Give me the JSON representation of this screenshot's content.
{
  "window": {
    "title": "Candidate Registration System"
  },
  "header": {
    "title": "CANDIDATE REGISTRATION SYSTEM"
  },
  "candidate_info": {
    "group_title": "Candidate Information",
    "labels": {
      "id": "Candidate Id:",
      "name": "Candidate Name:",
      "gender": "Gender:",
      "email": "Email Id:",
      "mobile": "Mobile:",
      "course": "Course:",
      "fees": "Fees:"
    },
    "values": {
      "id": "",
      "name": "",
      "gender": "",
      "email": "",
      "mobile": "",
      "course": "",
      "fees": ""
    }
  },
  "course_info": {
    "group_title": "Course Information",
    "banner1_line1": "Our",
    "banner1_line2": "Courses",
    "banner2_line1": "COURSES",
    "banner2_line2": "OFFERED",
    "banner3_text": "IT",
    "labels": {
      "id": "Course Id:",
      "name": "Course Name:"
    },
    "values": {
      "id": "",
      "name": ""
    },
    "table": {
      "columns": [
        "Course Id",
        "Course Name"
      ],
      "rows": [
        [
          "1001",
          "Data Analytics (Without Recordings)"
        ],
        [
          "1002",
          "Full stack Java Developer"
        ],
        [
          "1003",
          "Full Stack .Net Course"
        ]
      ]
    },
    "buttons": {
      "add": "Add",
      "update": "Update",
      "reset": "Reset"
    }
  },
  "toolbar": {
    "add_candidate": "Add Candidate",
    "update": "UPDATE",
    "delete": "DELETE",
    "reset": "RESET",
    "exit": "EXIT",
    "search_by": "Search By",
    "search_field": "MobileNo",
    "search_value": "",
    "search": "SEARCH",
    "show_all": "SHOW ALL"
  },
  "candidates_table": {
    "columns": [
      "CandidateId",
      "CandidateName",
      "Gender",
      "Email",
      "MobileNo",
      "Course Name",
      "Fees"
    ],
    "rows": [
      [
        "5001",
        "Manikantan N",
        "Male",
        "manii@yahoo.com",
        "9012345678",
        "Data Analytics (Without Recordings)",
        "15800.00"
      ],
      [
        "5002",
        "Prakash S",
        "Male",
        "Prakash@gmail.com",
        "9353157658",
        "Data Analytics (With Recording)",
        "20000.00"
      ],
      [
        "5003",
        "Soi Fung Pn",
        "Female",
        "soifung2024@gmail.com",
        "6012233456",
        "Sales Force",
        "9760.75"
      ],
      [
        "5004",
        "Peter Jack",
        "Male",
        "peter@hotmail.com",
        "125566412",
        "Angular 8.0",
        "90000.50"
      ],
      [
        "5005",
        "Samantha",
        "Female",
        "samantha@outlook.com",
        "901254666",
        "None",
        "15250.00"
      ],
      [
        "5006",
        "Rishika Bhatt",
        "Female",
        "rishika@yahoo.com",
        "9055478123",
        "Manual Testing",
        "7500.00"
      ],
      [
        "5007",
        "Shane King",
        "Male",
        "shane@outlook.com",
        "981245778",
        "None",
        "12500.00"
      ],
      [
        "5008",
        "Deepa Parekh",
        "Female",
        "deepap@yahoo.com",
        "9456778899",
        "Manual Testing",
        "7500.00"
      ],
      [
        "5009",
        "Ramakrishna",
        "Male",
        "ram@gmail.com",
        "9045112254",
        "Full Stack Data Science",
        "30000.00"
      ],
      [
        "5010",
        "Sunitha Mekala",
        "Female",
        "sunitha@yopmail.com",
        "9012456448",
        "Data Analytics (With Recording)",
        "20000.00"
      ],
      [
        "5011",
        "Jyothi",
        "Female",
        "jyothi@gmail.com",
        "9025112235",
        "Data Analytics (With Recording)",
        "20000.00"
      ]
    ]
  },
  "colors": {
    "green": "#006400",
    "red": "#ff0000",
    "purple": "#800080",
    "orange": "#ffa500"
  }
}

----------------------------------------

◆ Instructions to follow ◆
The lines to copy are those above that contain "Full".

◆ Result ◆
          "Full stack Java Developer"
          "Full Stack .Net Course"
        "Full Stack Data Science",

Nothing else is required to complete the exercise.